• radio When television first came of age, soothsayers foretold radio’s demise; they were wrong, of course. Radio has evolved in rhythm and harmony with other broadcast media, becoming the nation’s prime purveyor of political discourse, its principal source of emergency information, and by far its No. 1 source of new music. Although every new car comes equipped with advanced multi-media players, the radio remains most drivers’ first choice for amusement and companionship along the roadways.
• television and film In the early ‘90s, moviemaker Oliver Stone suggested, “Film will emerge as the literature of the post-modern age.” History has proven the wisdom in Stone’s prophecy.
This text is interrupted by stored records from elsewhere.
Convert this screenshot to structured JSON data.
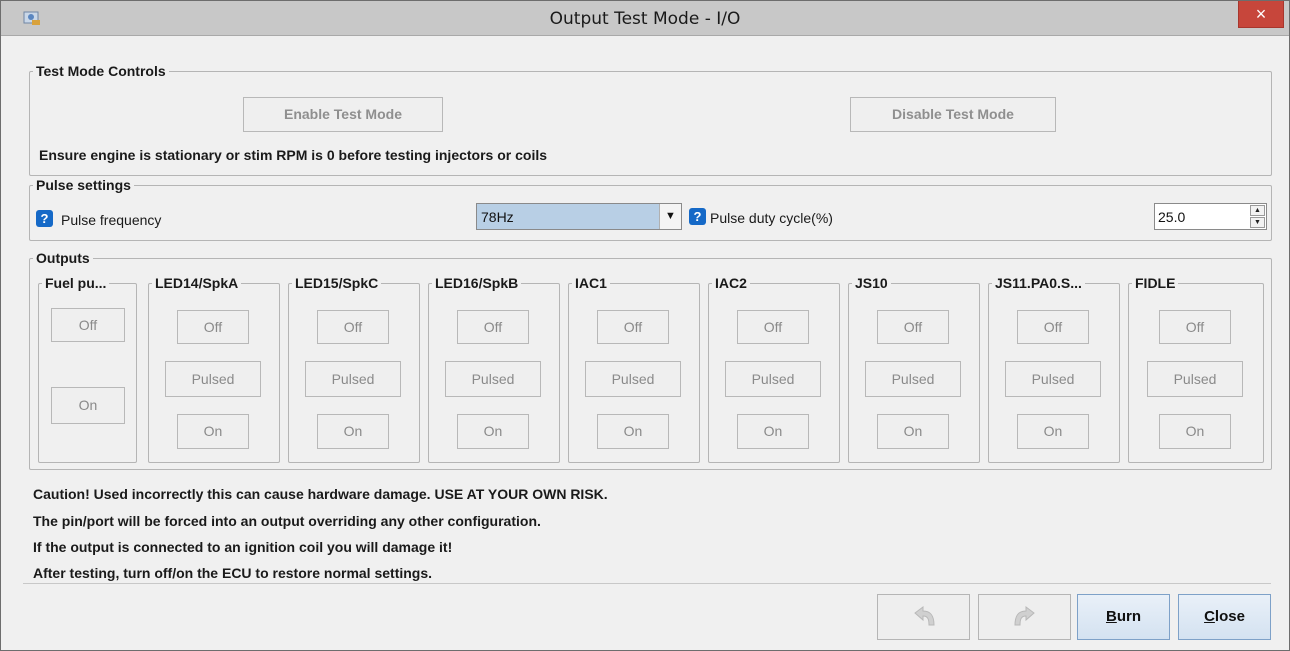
{
  "window": {
    "title": "Output Test Mode - I/O",
    "close_glyph": "×",
    "app_icon": "app-icon",
    "titlebar_color": "#c8c8c8",
    "close_color": "#c7463b"
  },
  "test_mode": {
    "legend": "Test Mode Controls",
    "enable_label": "Enable Test Mode",
    "disable_label": "Disable Test Mode",
    "warning": "Ensure engine is stationary or stim RPM is 0 before testing injectors or coils"
  },
  "pulse": {
    "legend": "Pulse settings",
    "help_glyph": "?",
    "frequency_label": "Pulse frequency",
    "frequency_value": "78Hz",
    "duty_label": "Pulse duty cycle(%)",
    "duty_value": "25.0",
    "accent": "#1569c7"
  },
  "outputs": {
    "legend": "Outputs",
    "groups": [
      {
        "name": "Fuel pu...",
        "off": "Off",
        "on": "On"
      },
      {
        "name": "LED14/SpkA",
        "off": "Off",
        "pulsed": "Pulsed",
        "on": "On"
      },
      {
        "name": "LED15/SpkC",
        "off": "Off",
        "pulsed": "Pulsed",
        "on": "On"
      },
      {
        "name": "LED16/SpkB",
        "off": "Off",
        "pulsed": "Pulsed",
        "on": "On"
      },
      {
        "name": "IAC1",
        "off": "Off",
        "pulsed": "Pulsed",
        "on": "On"
      },
      {
        "name": "IAC2",
        "off": "Off",
        "pulsed": "Pulsed",
        "on": "On"
      },
      {
        "name": "JS10",
        "off": "Off",
        "pulsed": "Pulsed",
        "on": "On"
      },
      {
        "name": "JS11.PA0.S...",
        "off": "Off",
        "pulsed": "Pulsed",
        "on": "On"
      },
      {
        "name": "FIDLE",
        "off": "Off",
        "pulsed": "Pulsed",
        "on": "On"
      }
    ]
  },
  "caution_lines": [
    "Caution! Used incorrectly this can cause hardware damage. USE AT YOUR OWN RISK.",
    "The pin/port will be forced into an output overriding any other configuration.",
    "If the output is connected to an ignition coil you will damage it!",
    "After testing, turn off/on the ECU to restore normal settings."
  ],
  "footer": {
    "undo_icon": "undo-icon",
    "redo_icon": "redo-icon",
    "burn_mnemonic": "B",
    "burn_rest": "urn",
    "close_mnemonic": "C",
    "close_rest": "lose"
  }
}
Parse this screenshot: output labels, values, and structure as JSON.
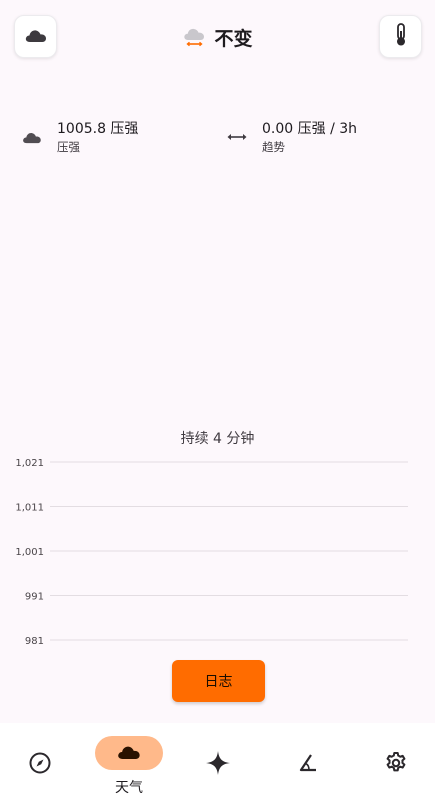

Although television remains the nation’s principal source of news and information, it also remains what screenwriter Rick Holtzman calls, “the insatiable story box.” Holtzman abandoned a promising career as a novelist for screenwriting because “the box always needs more good stories, and a lot more people will recognize me from the television credits than ever will know me from the bookstores.” Just as importantly, the biggest grossing films in the last several years have come from young adult literature.
• digital media In 2009, sales of video and computer games surpassed gross movie revenues for the first time. Since then, they have opened up a substantial lead over both television and film, and some Nielsen studies suggest that, among males aged 16 to 24, no movie or television program ever will garner greater audiences than “World of Warcraft” and other multi-player web-based games. Digital development companies have prospered throughout the Great Recession, and art school professors report that some of their most promising protégés have abandoned “the fine arts” for work in digital media.
• media integration via the Internet Erika O’Quinn and the majority of her fellow media analysts acknowledge “media convergence and integration via the Internet. It’s inevitable,” O’Quinn says, “because the Internet adds choice and interaction to television’s magnetic, hypnotic synaesthesia.” Gazing into her crystal ball, O’Quinn predicts, “Traditional media will continue clarifying their specialized roles and become more proficient at playing them, but in the same way that cyberspace is infinite so the Internet’s communicative powers probably defy the bounds of our imaginations.”
Substance versus speed and style.
Many journalism and creative writing professors worry that the urgency and immediacy digital media bring to mass communications give priority to speed and style over substance. However, recent developments in internet television suggest their worries, like rumors of Mark Twain’s death, may have been greatly exaggerated. Hulu.com has produced both critically acclaimed new dramas and hard-hitting, award-winning documentaries, and the new programs have triggered sharp spikes in book sales. The world of mass communications apparently can diversify without endangering any of its native species.
Trish Levy writes for several higher ed blogs. If you’re interested in going into the communications field, several universities offer a master of mass communication that may help you break into or further your career in communications.